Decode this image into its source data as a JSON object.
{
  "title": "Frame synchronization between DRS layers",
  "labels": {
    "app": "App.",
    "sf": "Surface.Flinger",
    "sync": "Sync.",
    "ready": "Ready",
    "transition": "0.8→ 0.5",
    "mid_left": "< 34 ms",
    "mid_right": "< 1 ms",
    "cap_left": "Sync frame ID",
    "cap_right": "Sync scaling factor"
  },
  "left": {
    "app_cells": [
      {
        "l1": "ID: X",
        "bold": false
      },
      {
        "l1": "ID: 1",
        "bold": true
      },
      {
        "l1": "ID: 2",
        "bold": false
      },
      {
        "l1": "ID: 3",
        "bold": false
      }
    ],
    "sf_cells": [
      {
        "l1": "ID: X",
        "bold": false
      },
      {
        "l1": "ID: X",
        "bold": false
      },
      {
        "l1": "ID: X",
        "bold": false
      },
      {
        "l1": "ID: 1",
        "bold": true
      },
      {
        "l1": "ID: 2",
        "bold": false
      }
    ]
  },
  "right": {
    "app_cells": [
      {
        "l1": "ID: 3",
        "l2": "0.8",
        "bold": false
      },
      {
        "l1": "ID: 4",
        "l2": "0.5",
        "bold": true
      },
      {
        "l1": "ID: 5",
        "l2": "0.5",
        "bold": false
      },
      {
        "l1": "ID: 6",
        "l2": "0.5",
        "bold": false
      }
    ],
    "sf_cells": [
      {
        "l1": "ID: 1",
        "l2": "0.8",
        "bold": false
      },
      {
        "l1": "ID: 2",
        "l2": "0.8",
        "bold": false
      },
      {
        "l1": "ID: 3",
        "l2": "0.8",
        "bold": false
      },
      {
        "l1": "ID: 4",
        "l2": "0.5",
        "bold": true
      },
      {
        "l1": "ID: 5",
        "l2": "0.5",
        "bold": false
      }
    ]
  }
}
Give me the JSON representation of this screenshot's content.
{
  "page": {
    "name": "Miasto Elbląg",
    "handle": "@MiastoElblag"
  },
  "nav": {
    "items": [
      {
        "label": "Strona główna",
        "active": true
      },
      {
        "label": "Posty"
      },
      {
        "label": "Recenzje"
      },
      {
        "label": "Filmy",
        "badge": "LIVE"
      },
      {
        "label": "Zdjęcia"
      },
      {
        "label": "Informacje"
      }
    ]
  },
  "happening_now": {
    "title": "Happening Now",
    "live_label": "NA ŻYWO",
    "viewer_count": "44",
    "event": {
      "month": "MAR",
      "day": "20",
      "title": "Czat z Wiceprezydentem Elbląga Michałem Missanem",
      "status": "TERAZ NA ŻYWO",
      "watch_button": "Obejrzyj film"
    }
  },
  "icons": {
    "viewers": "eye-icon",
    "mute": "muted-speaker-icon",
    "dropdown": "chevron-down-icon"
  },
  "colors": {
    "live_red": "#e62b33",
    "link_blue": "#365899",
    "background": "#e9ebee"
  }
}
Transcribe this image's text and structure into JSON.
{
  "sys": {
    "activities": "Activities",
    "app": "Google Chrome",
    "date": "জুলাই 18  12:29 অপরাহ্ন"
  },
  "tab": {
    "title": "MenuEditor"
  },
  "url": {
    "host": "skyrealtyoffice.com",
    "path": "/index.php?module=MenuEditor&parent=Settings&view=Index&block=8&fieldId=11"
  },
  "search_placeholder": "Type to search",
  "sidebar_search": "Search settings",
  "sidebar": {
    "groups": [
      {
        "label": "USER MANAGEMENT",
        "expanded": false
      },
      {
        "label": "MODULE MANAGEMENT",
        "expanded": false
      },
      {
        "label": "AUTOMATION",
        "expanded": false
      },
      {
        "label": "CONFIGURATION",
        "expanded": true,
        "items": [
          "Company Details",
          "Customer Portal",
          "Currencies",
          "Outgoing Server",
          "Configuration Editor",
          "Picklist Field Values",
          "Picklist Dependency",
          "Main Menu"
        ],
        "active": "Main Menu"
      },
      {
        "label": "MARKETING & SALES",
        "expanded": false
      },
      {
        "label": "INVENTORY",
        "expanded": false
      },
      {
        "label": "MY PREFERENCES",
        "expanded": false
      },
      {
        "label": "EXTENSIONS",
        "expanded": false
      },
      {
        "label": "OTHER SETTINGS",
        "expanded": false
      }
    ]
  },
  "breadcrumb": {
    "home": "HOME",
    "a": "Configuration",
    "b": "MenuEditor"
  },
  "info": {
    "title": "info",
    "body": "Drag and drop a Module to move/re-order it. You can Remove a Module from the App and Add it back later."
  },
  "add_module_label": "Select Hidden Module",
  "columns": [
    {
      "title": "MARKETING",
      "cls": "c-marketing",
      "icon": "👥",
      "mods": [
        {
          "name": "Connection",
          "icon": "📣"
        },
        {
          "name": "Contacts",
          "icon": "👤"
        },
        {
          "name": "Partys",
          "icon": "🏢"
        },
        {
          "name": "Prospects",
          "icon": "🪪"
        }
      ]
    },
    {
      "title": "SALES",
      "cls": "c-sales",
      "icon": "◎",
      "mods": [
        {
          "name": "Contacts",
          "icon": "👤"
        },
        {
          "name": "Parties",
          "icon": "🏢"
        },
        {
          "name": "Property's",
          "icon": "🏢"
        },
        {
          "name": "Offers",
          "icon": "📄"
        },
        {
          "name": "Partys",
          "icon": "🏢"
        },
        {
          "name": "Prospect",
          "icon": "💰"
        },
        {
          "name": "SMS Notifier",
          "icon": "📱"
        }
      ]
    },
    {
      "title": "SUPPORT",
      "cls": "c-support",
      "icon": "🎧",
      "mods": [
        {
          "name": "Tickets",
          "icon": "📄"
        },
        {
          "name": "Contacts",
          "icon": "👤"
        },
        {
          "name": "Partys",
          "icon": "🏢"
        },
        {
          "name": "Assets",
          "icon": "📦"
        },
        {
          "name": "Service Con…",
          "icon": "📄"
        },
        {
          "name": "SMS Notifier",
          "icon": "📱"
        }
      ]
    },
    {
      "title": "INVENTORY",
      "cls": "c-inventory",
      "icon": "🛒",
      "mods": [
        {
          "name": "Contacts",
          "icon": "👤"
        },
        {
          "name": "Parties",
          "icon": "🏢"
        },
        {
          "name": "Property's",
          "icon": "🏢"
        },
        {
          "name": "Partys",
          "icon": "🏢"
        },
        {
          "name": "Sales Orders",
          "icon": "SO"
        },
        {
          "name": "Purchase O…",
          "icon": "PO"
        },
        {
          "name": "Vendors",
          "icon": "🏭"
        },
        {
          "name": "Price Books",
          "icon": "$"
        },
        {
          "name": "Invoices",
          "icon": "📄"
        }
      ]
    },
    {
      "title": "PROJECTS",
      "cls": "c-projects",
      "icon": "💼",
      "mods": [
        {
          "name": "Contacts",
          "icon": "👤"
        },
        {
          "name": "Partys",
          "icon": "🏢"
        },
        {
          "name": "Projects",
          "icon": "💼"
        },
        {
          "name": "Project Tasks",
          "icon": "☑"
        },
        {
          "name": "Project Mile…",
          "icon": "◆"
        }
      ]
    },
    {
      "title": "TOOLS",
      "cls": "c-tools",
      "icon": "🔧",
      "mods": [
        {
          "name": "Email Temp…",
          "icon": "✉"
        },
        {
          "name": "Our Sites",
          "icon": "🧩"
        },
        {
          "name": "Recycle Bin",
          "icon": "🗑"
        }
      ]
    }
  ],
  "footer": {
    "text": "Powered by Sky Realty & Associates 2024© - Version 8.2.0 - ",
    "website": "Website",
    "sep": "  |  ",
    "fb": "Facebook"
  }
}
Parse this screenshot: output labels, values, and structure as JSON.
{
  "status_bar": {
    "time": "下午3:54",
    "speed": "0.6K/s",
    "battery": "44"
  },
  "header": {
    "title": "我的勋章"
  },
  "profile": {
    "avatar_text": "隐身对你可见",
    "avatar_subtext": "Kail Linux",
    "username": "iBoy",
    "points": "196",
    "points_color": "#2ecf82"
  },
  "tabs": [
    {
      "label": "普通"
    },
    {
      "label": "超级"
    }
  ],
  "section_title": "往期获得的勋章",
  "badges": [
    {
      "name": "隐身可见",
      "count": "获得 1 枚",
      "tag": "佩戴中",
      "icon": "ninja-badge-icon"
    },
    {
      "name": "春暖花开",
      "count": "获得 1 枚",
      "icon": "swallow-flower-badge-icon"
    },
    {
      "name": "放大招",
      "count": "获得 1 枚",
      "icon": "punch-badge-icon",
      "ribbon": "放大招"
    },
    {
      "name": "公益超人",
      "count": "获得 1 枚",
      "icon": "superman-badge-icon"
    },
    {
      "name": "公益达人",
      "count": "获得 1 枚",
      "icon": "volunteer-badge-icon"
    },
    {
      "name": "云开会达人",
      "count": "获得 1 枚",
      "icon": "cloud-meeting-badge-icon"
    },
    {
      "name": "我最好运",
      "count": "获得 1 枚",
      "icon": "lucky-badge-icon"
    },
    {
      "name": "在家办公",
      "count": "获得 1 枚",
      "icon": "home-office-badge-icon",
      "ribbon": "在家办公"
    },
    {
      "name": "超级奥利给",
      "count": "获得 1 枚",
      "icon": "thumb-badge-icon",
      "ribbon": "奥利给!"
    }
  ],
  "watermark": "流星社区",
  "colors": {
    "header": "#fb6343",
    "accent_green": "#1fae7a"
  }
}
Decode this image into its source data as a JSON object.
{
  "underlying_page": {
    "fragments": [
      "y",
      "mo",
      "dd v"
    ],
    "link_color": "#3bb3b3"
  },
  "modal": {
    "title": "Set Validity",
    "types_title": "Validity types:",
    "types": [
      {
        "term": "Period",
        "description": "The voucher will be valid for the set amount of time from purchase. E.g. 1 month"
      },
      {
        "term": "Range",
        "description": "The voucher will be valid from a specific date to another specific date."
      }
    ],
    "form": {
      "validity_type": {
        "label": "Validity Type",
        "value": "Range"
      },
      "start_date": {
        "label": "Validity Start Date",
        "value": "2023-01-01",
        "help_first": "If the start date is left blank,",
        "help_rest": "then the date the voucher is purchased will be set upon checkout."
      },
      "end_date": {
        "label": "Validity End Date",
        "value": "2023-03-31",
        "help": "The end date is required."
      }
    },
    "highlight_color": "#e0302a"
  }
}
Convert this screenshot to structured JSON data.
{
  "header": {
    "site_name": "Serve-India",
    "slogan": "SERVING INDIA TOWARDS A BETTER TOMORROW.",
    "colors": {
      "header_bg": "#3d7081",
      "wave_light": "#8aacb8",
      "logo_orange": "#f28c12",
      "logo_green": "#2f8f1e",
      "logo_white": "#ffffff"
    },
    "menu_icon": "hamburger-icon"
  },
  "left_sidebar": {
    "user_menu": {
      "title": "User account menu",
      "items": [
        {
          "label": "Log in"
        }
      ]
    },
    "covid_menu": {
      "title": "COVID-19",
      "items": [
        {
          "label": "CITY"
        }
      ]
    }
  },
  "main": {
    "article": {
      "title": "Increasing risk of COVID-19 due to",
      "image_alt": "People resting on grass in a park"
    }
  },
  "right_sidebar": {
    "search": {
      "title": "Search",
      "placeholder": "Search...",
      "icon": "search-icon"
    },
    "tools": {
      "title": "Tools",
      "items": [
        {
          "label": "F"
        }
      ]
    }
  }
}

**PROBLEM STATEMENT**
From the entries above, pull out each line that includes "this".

**ANSWER BOX**
Decode this image into its source data as a JSON object.
Give me the JSON representation of this screenshot's content.
Transcribe this image's text and structure into JSON.
Parse this screenshot: output labels, values, and structure as JSON.
Decode this image into its source data as a JSON object.
Convert this screenshot to structured JSON data.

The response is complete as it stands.